Skip to main content

"You Have Such A Gift."

i hear words that pierce me.
staring at the lips of the person
who utters them
whilst trying to make sense
of such a profoundly overwhelming statement.

how shall i respond to such praise?
what words could i bother to muster up?
what fake expression of gratitude
could i attempt to
plaster on my face?

"you have such a gift," they say.

i struggle to make sense of such a...
compliment?
if only they knew
this gift was a burden.

i like to believe that i'm learning to
smile and say
"thank you."

there are moments when i'm successful;
but mostly, i shrug my shoulders
in a way i've perfected.
i tilt my weary-full head to the side,
as to suggest deep gratitude for
the acknowledgement--
for the affirmation--
for the chance to share these coveted gifts
that are burdens.

i often try my best to
escape the room post service--
to hastily leave my gifts at
the altar...
or the pulpit.

oh, how i wish to
disappear into thin air after saying,
"amen"--
how i wish to melt into the
cold cement after
vibrato has left my last note.

i wonder
when i'll be able to
stay in the room long enough to
stand up straight
and say
"thank you"

and mean it?



Comments

Popular posts from this blog

When I Stepped Into Myself

[ Read "Way to Freedom" HERE ] I had a conversation with myself last night, re-imagining a previous conversation I had with God about 2 years ago. God was like, "I'm gonna sit here with my arms wide open, while you seek refuge in people and things that were not meant to shelter you, and I'll wait patiently for you to come back home to me." That moment with God 2 years ago was the beginning of my real relationship with God and my relationship with my purpose(s). As I watched things fall into place, in awe of the matchless moves of the universe pushing me toward my purpose (or myself), I never quite committed to the purpose; I never quite committed to God. I walked around God--around my purpose, around myself--but never stepped in. Maybe this is you. This has been your life for years...going in and out of the revolving door that is God's arms. And God still loves, even when you're outside of the door. God still loves, even when your head is pressed

"Where Do You See Yourself in 5 Years?"
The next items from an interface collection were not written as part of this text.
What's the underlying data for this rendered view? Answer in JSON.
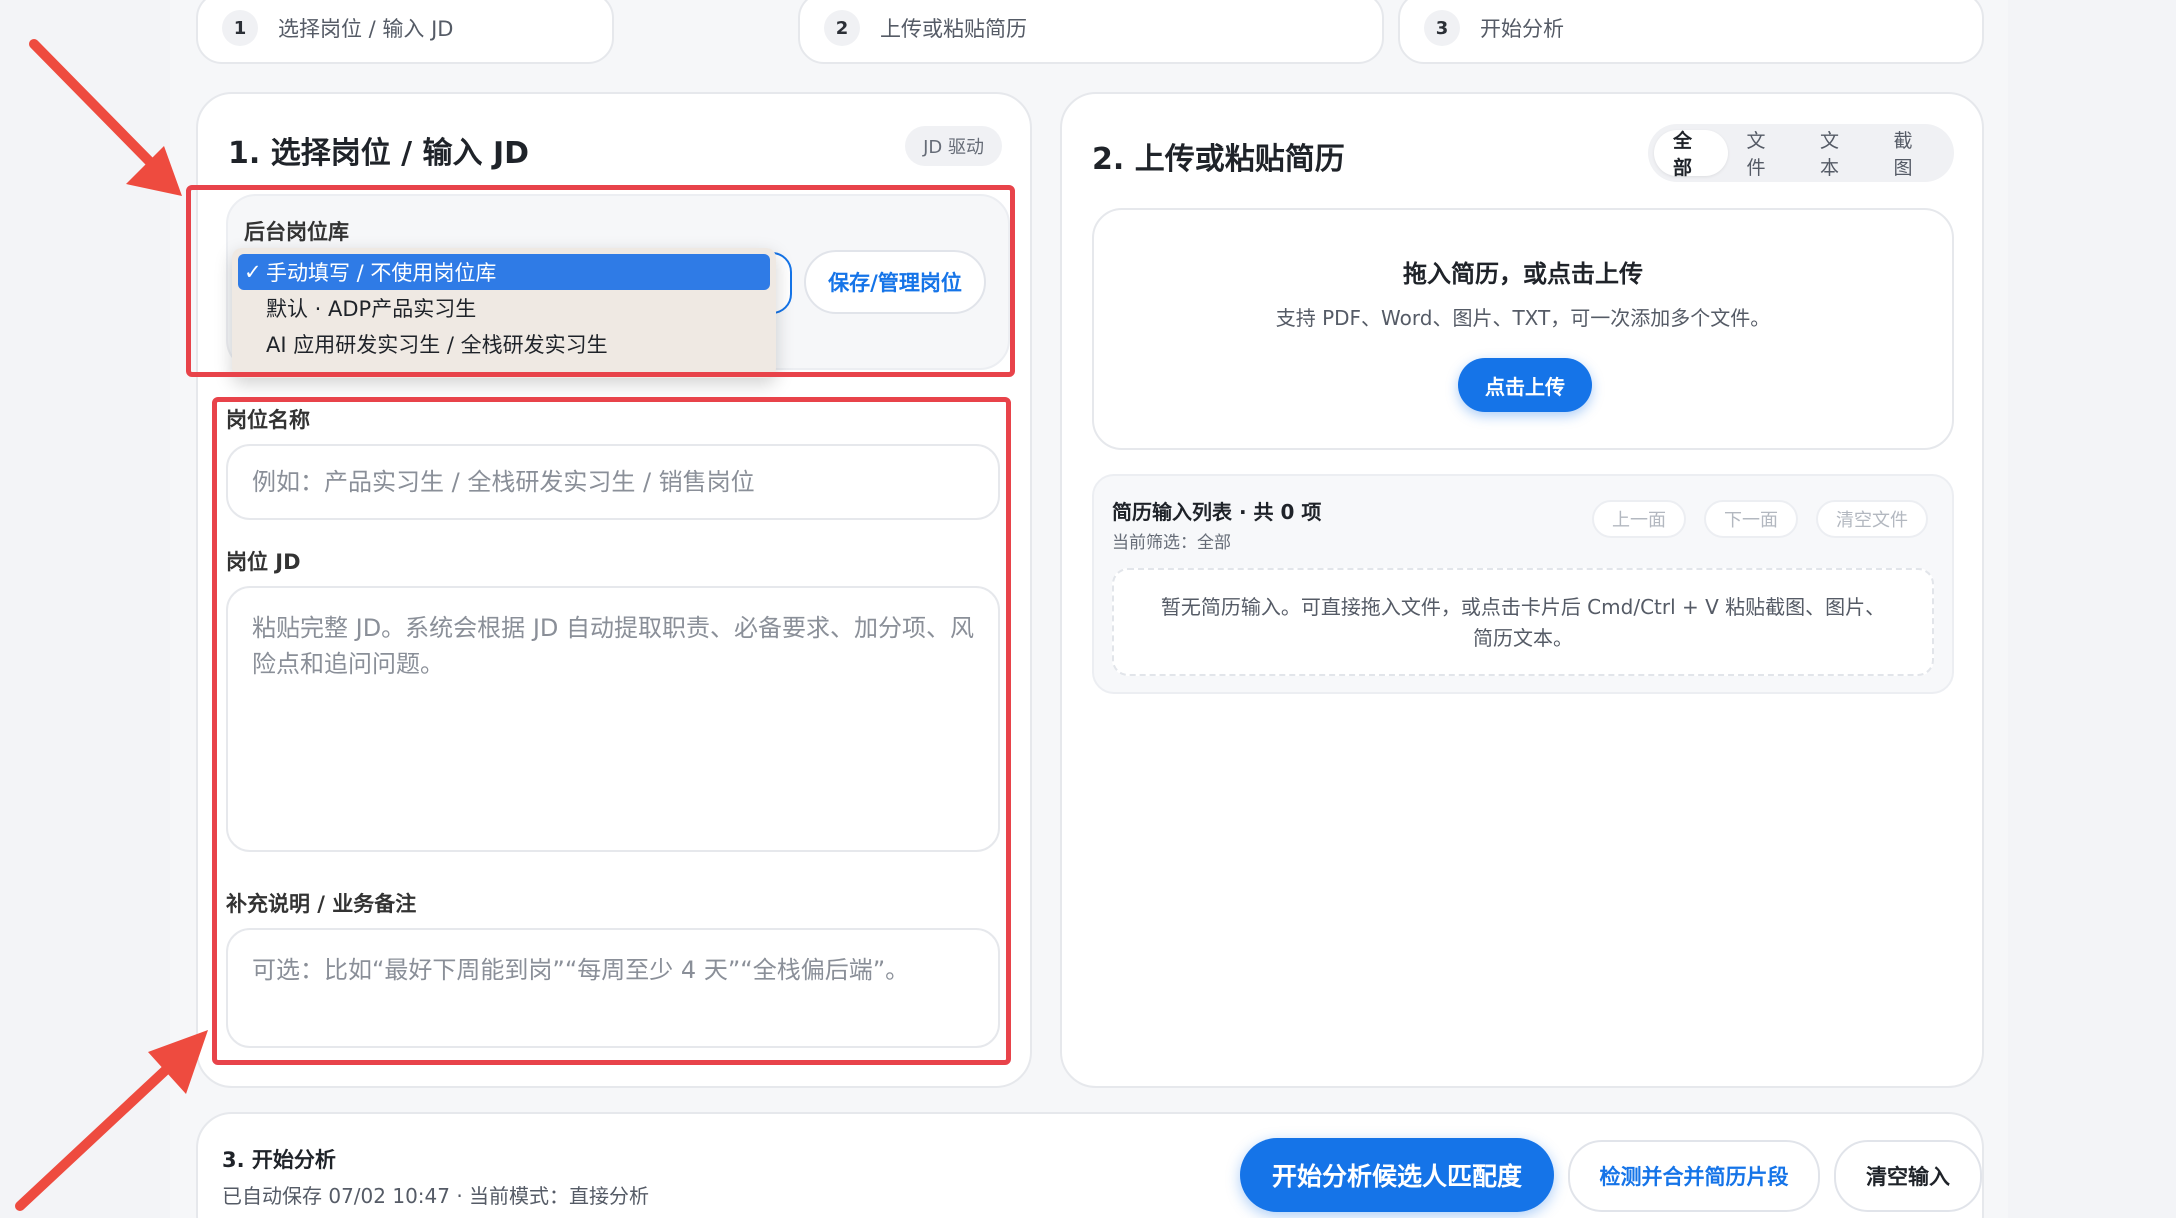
{
  "steps": [
    {
      "num": "1",
      "label": "选择岗位 / 输入 JD"
    },
    {
      "num": "2",
      "label": "上传或粘贴简历"
    },
    {
      "num": "3",
      "label": "开始分析"
    }
  ],
  "left_card": {
    "title": "1. 选择岗位 / 输入 JD",
    "badge": "JD 驱动",
    "library_label": "后台岗位库",
    "dropdown_options": [
      {
        "label": "手动填写 / 不使用岗位库",
        "selected": true
      },
      {
        "label": "默认 · ADP产品实习生",
        "selected": false
      },
      {
        "label": "AI 应用研发实习生 / 全栈研发实习生",
        "selected": false
      }
    ],
    "check_mark": "✓",
    "save_button": "保存/管理岗位",
    "job_name_label": "岗位名称",
    "job_name_placeholder": "例如：产品实习生 / 全栈研发实习生 / 销售岗位",
    "jd_label": "岗位 JD",
    "jd_placeholder": "粘贴完整 JD。系统会根据 JD 自动提取职责、必备要求、加分项、风险点和追问问题。",
    "note_label": "补充说明 / 业务备注",
    "note_placeholder": "可选：比如“最好下周能到岗”“每周至少 4 天”“全栈偏后端”。"
  },
  "right_card": {
    "title": "2. 上传或粘贴简历",
    "filters": [
      "全部",
      "文件",
      "文本",
      "截图"
    ],
    "active_filter": "全部",
    "drop_title": "拖入简历，或点击上传",
    "drop_desc": "支持 PDF、Word、图片、TXT，可一次添加多个文件。",
    "upload_button": "点击上传",
    "list_title": "简历输入列表 · 共 0 项",
    "list_filter": "当前筛选：全部",
    "prev_button": "上一面",
    "next_button": "下一面",
    "clear_files_button": "清空文件",
    "empty_text": "暂无简历输入。可直接拖入文件，或点击卡片后 Cmd/Ctrl + V 粘贴截图、图片、简历文本。"
  },
  "bottom_bar": {
    "title": "3. 开始分析",
    "status": "已自动保存 07/02 10:47 · 当前模式：直接分析",
    "analyze_button": "开始分析候选人匹配度",
    "merge_button": "检测并合并简历片段",
    "clear_button": "清空输入"
  },
  "colors": {
    "primary": "#1574e8",
    "annotation": "#e8434a",
    "dropdown_bg": "#efe9e3"
  }
}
Today (December 1st, 2020), Facebook reminded me that 5 years ago, I wrapped up a 5-week run of Ain't Misbehavin' at Portland Center Stage in Oregon, and flew back to New York City to re-enter my life there. I had just applied to seminary a few days before Thanksgiving and was excited about the possibility of leaning into this strong calling I felt to deepen my theological knowledge. I was still under the illusion that I'd be able to maintain some sort of performance career, so I kept my manager, Greg, and he'd continue sending me out on auditions. I was becoming very picky about what I'd say "yes" to-- Would I go on that national tour of Hamilton that he wanted to send me on or would I go to seminary? Would I leave to do a 9-month stint in After Midnight on an international cruise ship or would I go to seminary?  That was the question over and over again. I decided that I'd still do local stuff in NYC or short stints in other cities. Even as I ente

Exhausting Possibilities: A Sermon by Rev. Mia M. McClain

2 Kings 4:1-7  Delivered on August 15, 2021 at Myers Park Baptist Church, Charlotte, North Carolina I am a child of Grey’s Anatomy. No, not the human anatomy book by Henry Gray; the hit medical television drama. It’s safe to say that because of my obsession with the show, I am who am I, today. Between Grey’s Anatomy, Scandal, and How to Get Away With Murder, writer and producer Shonda Rhimes was basically my 3rd parent. In Grey’s Anatomy, so many life lessons were taught and learned. I saw so much of myself in the various groundbreaking characters she made room for on primetime television, and Shonda’s theologies and ideologies are on clear display in many of the landmark scenes. One scene, in particular, has had a lasting effect on me.  In the 2nd episode of season 2, a trauma patient comes in who the paramedics have been working on for almost a half hour with no improvement in his condition. The paramedic tells the Chief Resident, Dr. Miranda Bailey, that the patient is practically g